---------- Recorded information

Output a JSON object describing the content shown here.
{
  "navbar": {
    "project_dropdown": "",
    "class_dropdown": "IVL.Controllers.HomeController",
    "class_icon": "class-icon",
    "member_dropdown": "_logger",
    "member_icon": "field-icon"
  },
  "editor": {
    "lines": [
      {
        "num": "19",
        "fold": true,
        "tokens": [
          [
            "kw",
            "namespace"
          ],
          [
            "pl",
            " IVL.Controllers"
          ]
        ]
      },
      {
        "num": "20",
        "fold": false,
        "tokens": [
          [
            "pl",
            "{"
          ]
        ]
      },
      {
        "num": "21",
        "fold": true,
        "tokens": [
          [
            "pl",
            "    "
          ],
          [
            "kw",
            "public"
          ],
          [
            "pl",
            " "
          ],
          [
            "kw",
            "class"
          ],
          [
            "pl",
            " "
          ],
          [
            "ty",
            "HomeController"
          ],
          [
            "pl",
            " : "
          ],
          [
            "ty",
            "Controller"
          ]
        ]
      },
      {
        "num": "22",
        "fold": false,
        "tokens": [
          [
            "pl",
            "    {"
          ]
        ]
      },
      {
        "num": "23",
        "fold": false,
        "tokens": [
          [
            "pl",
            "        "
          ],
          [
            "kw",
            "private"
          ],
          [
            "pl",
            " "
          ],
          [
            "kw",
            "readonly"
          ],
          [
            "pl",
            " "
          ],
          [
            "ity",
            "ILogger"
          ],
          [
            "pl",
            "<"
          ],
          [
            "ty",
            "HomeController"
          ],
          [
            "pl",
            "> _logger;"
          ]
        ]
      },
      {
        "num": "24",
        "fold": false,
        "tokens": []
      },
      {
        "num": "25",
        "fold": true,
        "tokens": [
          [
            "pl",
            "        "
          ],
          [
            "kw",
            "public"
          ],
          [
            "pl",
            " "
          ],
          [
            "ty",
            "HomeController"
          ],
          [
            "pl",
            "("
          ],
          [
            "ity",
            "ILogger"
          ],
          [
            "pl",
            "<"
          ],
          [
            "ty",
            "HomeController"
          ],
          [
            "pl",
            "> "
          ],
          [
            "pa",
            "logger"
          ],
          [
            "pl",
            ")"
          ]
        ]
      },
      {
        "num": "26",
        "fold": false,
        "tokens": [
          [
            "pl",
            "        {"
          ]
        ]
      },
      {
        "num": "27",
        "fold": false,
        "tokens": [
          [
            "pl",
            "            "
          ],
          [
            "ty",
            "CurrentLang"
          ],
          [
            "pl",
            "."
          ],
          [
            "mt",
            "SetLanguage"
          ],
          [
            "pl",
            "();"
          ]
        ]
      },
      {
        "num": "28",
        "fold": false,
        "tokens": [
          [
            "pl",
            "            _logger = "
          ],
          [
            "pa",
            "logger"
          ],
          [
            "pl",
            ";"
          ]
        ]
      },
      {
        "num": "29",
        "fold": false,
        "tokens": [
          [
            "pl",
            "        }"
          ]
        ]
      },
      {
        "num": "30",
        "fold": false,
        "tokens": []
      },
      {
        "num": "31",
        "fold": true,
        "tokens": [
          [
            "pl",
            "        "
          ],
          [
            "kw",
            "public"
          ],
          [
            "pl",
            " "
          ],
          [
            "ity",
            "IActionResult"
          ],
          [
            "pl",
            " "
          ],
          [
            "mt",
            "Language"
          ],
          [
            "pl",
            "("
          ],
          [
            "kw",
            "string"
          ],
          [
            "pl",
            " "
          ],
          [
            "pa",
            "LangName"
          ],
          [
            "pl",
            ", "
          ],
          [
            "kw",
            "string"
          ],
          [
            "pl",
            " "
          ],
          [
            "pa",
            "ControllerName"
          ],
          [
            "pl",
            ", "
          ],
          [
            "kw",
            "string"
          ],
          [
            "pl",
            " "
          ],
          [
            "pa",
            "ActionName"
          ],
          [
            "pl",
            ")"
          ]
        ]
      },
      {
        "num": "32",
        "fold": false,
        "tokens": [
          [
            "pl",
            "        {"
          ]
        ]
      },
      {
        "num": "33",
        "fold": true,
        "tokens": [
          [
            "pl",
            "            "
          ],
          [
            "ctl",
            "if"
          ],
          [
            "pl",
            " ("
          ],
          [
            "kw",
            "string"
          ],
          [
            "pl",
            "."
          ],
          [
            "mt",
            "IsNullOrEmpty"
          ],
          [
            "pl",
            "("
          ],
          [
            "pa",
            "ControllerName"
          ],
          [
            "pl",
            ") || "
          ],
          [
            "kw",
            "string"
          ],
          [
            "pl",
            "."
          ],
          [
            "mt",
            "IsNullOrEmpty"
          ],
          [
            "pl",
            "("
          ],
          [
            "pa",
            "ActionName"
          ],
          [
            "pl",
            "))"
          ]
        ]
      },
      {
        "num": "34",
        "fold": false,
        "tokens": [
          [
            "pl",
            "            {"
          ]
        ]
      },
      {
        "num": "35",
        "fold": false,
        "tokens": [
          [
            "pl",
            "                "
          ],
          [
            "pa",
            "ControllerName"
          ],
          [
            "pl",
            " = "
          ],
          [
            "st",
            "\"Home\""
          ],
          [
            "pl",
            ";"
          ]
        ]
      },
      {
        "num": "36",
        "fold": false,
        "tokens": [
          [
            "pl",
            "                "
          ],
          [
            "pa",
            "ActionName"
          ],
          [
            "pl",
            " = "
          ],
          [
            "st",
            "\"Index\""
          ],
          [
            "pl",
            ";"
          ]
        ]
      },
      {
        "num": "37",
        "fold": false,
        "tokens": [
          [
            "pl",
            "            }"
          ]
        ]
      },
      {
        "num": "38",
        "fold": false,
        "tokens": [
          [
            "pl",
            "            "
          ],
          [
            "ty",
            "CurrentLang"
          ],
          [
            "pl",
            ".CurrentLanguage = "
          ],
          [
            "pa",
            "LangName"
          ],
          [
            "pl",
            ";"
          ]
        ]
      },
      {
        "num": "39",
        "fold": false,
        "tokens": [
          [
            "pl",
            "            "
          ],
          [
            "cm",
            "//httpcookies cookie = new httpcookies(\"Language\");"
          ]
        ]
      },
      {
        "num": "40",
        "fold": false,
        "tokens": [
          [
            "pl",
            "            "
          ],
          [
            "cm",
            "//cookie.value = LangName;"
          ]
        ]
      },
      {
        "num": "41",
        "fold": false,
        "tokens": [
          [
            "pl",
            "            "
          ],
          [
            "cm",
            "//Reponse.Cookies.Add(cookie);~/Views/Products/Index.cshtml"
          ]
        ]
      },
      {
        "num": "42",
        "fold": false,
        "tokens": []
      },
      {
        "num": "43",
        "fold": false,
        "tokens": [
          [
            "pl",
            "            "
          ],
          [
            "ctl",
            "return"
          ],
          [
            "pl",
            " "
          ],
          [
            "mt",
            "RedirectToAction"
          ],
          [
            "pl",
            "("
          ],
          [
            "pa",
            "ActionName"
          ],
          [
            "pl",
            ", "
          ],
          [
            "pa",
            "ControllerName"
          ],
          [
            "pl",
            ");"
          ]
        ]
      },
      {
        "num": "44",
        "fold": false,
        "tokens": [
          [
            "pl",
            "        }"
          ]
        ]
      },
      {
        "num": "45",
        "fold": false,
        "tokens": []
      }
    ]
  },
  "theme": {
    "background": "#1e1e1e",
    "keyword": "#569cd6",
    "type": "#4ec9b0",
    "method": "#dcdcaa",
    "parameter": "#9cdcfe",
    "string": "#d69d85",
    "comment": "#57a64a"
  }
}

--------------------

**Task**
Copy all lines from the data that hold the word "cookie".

**Solution for this task**
            "//httpcookies cookie = new httpcookies(\"Language\");"
            "//cookie.value = LangName;"
            "//Reponse.Cookies.Add(cookie);~/Views/Products/Index.cshtml"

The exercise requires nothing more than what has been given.